Ethan Antalosky | Editor
Taylor Swift's Newly announced “Eras Tour” has reached unprecedented benchmarks in event ticket sales and concert touring history. It’s something of a dream for an artist like Taylor, but for fans purchasing tickets it turned out to be nothing but a nightmare.
As an unapologetic Swiftie, I am extremely happy for Taylor and proud to be a part of a ground-breaking legacy for her and the music industry as a whole.
I am one of the lucky ones who was able to snag tickets at a reasonable price. Although I am over the moon about having tickets, my purchase left me with a bit of guilt. To explain why, I have to tell the full story.
Ticketmaster, the world’s leading seller of concert and sporting event tickets, planned an official presale for the Eras Tour that was set to begin on November 14 at 10 a.m. Fans could apply on Ticketmaster’s website and have the chance to participate in the presale by being randomly chosen and sent a code. Ticketmaster and Taylor Swift herself planned the presale as an effort to keep the tickets in the hands of the fans and away from bots and scalpers. True fans of Taylor could purchase tickets at a reasonable price without having to go through resellers who astronomically jack up the prices.
Presale day comes, and I log into Ticketmaster along with millions of other fans. At 10 a.m. exactly we are all swiftly (no pun intended) ushered into the digital queue, thus beginning a day of stress and uncertainty. I, thankfully, got through in a quick six and a half hours, purchased my tickets, and mourned the death of my last paycheck.
After checking social media, I promptly learned that many other fans had a far worse experience than I. Many experienced website crashes, purchase denials, and some were even kicked out of the queue after waiting four hours or more.
It goes without saying that the “Eras Tour” presale absolutely backfired on Ticketmaster, and left me and millions of others with too many questions to enumerate. Ticketmaster issued a statement explaining that they underestimated the number of buyers at the presale.
They also released a separate statement saying, “Over 3.5 million people pre-registered for TaylorSwiftTix presale. Around 1.5 million were sent codes to join.”
This subsequently left the public asking how could such an underestimation be made, when they knew exactly how many fans would be showing up to purchase tickets? Even Taylor, herself, issued a statement saying, “I’ve done this specifically to improve the quality of my fans’ experience… It’s really difficult and excruciating for me to just watch mistakes happen with no recourse.”
After all the negative views of Ticketmaster started pouring in, conversations began about how ticket sales should be held in the future. Even the United States Congress has discussed the apparent monopoly Ticketmaster has on event ticket sales.

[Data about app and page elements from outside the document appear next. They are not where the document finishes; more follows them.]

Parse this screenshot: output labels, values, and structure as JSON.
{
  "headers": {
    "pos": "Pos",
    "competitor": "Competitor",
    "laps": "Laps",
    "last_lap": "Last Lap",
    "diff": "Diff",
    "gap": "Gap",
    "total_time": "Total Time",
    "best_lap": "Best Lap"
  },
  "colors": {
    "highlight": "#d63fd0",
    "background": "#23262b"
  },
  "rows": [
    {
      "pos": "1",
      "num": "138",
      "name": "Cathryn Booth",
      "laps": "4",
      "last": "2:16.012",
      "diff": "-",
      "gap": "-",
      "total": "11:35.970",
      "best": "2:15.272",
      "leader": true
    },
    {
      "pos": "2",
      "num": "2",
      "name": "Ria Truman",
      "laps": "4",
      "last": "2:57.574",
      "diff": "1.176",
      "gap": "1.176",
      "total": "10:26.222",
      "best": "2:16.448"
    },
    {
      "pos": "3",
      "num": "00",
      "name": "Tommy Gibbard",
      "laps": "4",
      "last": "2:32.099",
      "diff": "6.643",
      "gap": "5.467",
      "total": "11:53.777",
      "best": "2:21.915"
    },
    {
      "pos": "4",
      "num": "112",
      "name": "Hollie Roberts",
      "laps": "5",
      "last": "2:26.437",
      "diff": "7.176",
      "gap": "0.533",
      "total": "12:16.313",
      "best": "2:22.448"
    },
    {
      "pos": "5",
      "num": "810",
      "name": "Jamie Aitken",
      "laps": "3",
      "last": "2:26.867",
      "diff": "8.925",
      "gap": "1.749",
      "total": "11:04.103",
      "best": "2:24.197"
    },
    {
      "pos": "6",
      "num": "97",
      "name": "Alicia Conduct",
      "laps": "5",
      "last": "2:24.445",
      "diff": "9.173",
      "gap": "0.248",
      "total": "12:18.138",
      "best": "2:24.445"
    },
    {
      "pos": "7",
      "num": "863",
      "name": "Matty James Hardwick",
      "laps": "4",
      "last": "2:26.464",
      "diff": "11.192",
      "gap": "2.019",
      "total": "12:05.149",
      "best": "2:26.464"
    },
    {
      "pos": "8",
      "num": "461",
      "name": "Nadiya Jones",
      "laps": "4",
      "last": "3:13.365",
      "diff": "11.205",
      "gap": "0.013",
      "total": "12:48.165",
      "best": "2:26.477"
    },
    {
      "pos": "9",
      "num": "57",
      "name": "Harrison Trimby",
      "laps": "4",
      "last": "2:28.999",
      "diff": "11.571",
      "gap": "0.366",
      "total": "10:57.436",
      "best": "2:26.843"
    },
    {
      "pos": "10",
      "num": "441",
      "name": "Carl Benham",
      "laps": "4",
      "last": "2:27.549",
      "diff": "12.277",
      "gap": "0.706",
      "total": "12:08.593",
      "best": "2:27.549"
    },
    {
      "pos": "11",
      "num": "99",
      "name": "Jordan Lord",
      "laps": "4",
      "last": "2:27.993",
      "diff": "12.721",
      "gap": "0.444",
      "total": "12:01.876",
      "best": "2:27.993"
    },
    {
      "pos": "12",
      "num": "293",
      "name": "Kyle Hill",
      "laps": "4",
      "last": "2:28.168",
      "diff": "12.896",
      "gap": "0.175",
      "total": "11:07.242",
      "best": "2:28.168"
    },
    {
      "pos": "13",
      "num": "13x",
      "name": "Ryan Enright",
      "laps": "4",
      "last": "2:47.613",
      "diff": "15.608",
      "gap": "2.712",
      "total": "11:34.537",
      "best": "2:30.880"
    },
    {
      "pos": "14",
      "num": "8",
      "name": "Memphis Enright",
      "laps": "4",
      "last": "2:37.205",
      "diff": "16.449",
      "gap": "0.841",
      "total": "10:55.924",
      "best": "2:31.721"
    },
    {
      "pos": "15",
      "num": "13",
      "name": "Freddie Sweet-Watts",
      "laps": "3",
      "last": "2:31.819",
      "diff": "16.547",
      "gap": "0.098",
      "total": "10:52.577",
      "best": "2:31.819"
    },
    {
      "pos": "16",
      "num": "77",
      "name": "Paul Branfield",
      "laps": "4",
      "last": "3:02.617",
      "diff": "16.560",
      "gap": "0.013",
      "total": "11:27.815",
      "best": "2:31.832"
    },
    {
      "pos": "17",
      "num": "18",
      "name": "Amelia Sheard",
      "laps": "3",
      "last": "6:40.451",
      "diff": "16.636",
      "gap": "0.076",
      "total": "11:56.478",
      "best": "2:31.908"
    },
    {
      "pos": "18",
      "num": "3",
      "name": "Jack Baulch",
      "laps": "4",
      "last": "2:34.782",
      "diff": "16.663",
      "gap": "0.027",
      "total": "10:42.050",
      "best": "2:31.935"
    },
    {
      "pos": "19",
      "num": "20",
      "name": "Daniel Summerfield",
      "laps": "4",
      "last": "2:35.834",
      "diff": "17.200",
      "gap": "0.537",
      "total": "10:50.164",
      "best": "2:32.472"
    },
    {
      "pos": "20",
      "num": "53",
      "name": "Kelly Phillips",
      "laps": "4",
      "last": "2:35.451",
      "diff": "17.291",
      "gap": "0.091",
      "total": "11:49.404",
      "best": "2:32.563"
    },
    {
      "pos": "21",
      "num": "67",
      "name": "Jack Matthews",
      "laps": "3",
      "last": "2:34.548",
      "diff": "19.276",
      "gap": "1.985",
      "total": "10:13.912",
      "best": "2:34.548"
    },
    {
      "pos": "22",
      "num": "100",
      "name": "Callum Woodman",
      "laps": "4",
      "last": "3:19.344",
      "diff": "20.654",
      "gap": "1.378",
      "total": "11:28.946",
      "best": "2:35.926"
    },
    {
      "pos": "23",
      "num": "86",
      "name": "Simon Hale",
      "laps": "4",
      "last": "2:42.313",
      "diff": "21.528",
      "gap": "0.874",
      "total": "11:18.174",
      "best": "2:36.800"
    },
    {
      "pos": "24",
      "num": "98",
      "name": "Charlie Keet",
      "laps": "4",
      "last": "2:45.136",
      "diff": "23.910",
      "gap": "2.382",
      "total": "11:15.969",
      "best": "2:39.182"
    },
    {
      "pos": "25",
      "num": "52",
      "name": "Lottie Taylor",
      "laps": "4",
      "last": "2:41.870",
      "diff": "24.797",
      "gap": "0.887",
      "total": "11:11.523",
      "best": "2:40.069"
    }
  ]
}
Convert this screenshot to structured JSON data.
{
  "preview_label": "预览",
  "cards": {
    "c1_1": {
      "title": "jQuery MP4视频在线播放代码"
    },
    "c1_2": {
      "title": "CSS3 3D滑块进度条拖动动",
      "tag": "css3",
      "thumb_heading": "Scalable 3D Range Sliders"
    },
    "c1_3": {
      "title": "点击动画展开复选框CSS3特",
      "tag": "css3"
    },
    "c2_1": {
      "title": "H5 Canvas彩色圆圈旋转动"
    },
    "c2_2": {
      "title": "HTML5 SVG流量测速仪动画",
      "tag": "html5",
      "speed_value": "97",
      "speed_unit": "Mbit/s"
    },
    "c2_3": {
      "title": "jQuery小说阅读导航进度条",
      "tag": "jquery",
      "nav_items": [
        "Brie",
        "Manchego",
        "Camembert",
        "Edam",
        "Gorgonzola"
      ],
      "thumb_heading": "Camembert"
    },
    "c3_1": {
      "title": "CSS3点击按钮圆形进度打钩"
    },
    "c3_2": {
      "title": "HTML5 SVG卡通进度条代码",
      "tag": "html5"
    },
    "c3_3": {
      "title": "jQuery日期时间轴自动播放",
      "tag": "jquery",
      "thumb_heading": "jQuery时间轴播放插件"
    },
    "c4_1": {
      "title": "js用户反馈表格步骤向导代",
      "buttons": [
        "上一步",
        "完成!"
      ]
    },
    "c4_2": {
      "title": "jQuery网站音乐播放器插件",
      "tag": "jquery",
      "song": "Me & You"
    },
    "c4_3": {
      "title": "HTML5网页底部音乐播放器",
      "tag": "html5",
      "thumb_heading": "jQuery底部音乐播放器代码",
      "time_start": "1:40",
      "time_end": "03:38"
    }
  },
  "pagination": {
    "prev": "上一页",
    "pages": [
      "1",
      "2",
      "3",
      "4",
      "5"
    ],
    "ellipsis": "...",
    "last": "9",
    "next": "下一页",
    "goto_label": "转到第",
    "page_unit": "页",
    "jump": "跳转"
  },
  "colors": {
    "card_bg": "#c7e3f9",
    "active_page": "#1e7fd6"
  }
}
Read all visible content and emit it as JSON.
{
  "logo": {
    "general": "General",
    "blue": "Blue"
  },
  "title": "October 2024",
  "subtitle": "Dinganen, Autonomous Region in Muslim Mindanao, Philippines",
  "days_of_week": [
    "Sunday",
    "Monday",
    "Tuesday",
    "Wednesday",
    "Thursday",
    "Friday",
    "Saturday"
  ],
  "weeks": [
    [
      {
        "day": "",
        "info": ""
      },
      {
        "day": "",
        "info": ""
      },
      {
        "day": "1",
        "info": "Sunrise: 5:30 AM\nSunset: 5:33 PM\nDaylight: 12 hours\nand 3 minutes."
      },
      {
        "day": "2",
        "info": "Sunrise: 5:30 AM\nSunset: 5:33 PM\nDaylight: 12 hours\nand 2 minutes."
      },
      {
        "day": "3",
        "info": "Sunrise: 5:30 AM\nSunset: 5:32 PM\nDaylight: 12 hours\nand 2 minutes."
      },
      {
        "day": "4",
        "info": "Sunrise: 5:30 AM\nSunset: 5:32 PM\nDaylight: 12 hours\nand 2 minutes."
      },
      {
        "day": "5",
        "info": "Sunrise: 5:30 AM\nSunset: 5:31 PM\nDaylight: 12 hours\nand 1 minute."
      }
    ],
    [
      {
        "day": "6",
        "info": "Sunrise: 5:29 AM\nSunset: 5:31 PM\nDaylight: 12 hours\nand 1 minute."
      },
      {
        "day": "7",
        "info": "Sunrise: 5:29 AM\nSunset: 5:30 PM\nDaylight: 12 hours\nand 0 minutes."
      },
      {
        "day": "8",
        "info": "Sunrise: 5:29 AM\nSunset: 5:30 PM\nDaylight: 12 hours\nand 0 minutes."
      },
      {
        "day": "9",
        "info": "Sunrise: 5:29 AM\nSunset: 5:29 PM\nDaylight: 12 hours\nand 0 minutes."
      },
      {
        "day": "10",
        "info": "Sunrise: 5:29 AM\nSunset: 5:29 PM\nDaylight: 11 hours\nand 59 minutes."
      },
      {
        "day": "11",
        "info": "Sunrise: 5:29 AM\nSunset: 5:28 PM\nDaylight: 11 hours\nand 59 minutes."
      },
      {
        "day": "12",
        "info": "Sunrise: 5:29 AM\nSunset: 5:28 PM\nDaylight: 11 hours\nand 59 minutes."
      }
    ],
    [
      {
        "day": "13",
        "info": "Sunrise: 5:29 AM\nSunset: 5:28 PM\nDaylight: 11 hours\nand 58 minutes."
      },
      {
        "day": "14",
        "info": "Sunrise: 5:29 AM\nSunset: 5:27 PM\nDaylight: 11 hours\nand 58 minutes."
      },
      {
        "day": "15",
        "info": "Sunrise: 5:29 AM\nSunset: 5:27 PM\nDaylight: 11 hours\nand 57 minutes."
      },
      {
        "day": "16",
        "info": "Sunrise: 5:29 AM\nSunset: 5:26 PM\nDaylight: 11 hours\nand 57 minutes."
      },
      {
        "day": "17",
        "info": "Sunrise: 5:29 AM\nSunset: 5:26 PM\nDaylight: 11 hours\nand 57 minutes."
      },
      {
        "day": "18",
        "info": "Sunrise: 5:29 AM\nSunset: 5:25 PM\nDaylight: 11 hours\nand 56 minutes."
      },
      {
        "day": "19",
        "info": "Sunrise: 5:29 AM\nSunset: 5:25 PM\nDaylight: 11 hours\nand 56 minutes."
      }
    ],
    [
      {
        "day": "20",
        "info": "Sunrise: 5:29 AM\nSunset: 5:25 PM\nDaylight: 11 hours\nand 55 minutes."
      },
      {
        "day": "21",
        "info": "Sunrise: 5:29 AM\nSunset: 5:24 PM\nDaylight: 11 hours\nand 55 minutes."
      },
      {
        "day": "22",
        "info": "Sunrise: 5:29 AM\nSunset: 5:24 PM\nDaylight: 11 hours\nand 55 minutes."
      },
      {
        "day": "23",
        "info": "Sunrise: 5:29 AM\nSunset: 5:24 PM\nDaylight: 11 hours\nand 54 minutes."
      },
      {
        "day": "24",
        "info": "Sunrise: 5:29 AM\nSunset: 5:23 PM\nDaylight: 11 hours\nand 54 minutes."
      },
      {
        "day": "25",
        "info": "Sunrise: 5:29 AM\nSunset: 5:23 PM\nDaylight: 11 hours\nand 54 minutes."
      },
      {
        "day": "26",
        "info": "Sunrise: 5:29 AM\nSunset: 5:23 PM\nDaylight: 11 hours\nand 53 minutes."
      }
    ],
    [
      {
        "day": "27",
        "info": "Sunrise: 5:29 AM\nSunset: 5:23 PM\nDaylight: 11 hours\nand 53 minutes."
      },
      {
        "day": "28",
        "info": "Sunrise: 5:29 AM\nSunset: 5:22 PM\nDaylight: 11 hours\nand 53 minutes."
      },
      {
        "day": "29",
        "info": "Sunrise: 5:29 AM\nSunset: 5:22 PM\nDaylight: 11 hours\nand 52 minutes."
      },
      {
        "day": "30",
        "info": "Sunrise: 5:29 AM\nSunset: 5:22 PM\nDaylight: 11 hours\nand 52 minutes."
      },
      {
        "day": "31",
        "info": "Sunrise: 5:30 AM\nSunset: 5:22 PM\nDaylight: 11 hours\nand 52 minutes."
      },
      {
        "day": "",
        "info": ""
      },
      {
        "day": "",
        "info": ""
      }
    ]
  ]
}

Nevertheless, I’m heartbroken watching droves of Taylor Swift fans break down because of their nightmarish experiences trying to buy tickets to see Taylor’s first tour in nearly four years. I really hope that something good comes out of this incident, not just for my fellow Swifties, but for the future of the music and touring industries.